[WHAT THE EXERCISE ASKS] Please copy every line from the following entries in which the word "subtitle" appears.

◆ ◆ ◆ ◆

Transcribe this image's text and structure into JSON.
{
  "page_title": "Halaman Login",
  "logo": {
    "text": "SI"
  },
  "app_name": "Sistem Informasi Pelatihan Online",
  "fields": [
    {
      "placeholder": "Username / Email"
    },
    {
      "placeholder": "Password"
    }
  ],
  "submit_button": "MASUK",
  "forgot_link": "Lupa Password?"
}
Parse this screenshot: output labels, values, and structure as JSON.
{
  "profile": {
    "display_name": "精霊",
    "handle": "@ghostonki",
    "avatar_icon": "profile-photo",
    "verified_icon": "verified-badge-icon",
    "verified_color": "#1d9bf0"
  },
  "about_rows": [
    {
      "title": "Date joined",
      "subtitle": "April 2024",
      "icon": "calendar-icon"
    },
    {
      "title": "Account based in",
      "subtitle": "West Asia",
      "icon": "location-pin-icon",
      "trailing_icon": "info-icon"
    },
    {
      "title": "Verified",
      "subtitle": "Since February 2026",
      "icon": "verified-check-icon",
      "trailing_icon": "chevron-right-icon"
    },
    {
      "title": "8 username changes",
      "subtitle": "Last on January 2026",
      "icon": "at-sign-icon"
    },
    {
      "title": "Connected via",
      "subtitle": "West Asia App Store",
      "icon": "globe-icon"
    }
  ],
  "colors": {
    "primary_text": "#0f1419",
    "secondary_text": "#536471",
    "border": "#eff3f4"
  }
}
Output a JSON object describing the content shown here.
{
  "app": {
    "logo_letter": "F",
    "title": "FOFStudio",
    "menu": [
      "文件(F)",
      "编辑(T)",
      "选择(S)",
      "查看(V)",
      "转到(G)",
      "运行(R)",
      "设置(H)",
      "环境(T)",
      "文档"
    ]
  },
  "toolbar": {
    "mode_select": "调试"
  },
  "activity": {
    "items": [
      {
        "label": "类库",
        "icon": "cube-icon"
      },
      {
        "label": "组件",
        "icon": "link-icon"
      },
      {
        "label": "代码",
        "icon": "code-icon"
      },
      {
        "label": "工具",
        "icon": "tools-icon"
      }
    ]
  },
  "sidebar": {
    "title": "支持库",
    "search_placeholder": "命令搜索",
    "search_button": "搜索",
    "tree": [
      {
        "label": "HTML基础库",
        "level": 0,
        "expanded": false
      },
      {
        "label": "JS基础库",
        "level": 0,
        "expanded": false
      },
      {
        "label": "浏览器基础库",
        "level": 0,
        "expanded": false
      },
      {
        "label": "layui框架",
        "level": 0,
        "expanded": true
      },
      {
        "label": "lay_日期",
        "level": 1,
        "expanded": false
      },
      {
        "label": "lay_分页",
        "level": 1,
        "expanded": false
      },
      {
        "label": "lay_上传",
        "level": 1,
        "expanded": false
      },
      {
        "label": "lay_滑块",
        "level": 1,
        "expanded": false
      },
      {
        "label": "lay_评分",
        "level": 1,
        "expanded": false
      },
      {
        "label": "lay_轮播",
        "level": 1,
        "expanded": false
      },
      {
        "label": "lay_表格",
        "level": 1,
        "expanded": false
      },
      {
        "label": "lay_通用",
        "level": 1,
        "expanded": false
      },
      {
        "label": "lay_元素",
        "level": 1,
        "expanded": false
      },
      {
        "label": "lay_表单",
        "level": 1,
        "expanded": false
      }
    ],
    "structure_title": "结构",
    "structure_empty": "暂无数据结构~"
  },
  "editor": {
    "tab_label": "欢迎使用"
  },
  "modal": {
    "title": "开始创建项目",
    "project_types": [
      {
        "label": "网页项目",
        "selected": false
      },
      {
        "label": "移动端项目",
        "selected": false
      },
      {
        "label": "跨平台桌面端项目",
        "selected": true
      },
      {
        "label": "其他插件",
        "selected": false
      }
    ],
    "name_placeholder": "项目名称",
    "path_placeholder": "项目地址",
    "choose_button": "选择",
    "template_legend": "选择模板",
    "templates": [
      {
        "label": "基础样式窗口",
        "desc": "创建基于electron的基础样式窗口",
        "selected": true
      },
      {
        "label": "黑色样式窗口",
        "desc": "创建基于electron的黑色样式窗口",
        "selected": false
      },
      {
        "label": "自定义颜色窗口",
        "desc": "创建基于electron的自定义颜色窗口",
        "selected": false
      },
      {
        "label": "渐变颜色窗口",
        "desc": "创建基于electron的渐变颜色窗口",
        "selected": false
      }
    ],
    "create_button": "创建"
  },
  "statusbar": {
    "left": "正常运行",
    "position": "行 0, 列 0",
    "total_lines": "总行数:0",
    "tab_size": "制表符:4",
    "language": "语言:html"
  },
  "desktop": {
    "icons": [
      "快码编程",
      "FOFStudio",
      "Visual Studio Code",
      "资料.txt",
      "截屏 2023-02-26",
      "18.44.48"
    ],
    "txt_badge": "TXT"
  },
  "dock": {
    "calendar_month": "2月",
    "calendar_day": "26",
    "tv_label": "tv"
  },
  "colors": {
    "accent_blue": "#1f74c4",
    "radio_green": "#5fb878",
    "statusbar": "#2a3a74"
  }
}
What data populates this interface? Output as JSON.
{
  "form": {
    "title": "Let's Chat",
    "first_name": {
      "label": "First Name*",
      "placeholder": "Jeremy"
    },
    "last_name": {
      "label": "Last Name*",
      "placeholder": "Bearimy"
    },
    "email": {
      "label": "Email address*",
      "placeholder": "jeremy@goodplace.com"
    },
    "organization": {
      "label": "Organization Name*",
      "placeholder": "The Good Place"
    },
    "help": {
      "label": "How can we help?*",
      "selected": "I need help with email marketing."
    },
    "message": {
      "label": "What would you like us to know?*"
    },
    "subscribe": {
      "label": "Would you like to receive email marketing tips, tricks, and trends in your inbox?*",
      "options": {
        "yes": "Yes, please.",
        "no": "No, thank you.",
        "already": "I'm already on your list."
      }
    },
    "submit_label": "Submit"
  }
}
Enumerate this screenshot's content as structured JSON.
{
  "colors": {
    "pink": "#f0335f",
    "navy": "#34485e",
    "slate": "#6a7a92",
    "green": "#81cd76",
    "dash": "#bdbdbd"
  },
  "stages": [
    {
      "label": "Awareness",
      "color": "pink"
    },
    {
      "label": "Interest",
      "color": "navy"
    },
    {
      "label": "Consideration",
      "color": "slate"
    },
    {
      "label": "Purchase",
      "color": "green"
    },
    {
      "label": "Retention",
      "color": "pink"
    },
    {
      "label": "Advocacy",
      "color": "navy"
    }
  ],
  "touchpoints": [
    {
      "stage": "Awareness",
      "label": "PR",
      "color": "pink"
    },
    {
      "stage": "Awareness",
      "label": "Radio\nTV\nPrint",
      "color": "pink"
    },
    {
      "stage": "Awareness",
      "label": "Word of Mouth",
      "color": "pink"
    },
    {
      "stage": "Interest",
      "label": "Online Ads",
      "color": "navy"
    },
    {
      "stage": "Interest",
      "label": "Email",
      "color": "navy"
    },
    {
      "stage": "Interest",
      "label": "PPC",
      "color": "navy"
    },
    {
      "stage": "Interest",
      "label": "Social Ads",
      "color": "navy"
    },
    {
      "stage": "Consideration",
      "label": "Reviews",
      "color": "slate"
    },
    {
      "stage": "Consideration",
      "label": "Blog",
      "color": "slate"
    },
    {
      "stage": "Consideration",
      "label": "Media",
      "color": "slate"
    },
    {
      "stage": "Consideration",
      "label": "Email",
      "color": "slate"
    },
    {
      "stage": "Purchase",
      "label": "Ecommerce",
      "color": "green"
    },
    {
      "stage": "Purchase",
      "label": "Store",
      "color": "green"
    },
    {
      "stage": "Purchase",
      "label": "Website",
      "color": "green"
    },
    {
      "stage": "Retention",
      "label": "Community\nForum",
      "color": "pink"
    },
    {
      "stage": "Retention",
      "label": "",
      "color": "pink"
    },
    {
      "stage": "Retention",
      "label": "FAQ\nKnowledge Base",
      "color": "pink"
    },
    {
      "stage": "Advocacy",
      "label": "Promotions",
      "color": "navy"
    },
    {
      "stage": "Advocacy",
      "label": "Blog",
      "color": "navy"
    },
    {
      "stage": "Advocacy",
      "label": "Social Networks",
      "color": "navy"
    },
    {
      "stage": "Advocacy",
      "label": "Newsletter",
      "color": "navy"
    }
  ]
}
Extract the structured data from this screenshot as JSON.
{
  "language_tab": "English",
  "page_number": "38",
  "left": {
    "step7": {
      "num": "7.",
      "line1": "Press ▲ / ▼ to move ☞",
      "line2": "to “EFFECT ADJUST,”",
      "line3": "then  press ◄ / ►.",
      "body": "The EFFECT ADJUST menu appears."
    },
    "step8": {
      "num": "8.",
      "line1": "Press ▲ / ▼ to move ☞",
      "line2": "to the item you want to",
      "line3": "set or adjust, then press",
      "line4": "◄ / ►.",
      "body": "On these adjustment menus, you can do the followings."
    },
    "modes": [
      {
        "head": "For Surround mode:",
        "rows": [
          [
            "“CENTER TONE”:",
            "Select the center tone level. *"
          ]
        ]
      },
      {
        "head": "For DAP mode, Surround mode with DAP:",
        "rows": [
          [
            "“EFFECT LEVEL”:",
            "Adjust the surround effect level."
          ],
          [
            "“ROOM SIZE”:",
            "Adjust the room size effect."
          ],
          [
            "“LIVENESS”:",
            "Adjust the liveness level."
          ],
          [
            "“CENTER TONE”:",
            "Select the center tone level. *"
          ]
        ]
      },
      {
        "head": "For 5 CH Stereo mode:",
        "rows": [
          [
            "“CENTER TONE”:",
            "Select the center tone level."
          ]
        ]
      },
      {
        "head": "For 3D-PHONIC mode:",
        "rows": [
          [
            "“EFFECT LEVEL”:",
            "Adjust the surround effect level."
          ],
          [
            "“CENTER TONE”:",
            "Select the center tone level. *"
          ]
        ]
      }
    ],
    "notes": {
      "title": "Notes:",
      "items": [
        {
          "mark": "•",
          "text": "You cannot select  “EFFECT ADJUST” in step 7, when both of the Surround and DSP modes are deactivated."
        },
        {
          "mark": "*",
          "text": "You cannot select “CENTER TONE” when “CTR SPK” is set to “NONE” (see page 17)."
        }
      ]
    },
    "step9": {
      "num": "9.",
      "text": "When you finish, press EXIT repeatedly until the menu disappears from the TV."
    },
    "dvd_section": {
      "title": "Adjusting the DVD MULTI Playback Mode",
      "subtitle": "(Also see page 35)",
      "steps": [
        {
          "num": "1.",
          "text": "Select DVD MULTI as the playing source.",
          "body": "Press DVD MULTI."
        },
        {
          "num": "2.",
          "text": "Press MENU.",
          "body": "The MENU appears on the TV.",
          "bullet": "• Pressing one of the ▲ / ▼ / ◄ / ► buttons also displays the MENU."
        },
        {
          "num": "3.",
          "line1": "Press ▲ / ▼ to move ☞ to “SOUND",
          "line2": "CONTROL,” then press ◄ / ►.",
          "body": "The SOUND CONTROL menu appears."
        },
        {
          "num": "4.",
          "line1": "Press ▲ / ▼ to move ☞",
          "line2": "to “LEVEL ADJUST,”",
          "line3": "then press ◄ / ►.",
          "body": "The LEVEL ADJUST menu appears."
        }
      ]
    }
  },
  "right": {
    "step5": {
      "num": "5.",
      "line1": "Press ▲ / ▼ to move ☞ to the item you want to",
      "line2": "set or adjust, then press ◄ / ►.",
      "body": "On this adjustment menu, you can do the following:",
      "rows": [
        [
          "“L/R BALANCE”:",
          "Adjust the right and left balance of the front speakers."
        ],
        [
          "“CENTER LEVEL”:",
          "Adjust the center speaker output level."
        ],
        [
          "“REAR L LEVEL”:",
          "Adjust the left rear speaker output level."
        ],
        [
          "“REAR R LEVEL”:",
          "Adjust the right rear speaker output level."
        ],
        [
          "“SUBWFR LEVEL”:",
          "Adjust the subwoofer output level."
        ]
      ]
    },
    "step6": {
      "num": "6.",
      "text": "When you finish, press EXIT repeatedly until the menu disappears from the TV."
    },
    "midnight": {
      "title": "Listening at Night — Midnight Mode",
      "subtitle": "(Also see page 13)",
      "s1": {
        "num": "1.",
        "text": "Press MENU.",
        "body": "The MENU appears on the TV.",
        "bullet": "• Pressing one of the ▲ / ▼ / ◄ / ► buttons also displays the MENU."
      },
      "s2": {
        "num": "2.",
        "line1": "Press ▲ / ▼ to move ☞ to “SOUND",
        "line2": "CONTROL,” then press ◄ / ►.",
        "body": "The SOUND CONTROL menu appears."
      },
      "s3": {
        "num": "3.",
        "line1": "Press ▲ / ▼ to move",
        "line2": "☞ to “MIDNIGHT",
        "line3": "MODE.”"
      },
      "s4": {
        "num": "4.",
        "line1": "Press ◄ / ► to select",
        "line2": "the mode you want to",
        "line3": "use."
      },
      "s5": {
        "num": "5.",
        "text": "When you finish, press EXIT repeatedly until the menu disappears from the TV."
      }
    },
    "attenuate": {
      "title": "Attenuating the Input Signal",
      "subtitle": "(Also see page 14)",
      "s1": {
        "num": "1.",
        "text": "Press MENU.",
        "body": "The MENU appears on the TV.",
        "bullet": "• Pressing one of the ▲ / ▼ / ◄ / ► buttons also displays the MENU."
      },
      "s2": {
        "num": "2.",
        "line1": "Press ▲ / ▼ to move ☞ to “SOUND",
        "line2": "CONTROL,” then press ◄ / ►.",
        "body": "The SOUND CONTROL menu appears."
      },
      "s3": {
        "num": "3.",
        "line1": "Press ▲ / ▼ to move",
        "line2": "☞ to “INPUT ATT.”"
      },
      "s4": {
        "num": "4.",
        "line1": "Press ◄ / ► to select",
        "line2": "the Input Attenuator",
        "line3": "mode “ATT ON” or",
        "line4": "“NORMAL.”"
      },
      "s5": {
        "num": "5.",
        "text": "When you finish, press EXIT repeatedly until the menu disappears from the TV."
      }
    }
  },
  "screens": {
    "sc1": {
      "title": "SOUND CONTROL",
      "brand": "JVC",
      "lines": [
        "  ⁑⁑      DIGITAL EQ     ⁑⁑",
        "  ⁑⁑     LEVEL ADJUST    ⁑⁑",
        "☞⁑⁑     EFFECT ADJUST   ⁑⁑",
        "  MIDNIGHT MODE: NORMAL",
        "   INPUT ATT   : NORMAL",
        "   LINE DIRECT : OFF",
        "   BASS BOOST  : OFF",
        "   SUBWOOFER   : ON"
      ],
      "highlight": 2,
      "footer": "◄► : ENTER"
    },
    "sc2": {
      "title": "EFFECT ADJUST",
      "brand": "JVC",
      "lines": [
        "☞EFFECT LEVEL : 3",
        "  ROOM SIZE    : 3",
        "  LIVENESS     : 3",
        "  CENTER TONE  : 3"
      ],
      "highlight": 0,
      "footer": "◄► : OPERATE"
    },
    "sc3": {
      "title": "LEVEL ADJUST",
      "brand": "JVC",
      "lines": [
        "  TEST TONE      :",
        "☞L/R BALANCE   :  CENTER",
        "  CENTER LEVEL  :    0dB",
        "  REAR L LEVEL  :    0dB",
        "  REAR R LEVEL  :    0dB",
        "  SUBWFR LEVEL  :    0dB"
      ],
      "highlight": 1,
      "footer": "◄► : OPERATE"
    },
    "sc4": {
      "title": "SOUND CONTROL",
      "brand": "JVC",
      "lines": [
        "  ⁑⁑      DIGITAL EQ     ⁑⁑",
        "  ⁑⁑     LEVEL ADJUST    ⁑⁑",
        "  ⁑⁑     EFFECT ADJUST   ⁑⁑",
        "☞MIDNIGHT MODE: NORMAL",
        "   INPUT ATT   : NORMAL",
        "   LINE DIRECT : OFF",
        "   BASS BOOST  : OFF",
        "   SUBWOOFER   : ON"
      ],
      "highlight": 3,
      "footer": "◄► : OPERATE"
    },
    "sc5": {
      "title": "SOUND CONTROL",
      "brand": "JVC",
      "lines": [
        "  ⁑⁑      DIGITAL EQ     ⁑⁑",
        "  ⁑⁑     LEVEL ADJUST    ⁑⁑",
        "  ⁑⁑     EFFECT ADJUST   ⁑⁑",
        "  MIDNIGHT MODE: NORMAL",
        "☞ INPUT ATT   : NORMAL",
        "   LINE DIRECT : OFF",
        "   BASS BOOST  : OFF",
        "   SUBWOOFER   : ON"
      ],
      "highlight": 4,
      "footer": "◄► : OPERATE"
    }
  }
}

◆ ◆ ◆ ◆

[EXPECTED ANSWER]
      "subtitle": "April 2024",
      "subtitle": "West Asia",
      "subtitle": "Since February 2026",
      "subtitle": "Last on January 2026",
      "subtitle": "West Asia App Store",
      "subtitle": "(Also see page 35)",
      "subtitle": "(Also see page 13)",
      "subtitle": "(Also see page 14)",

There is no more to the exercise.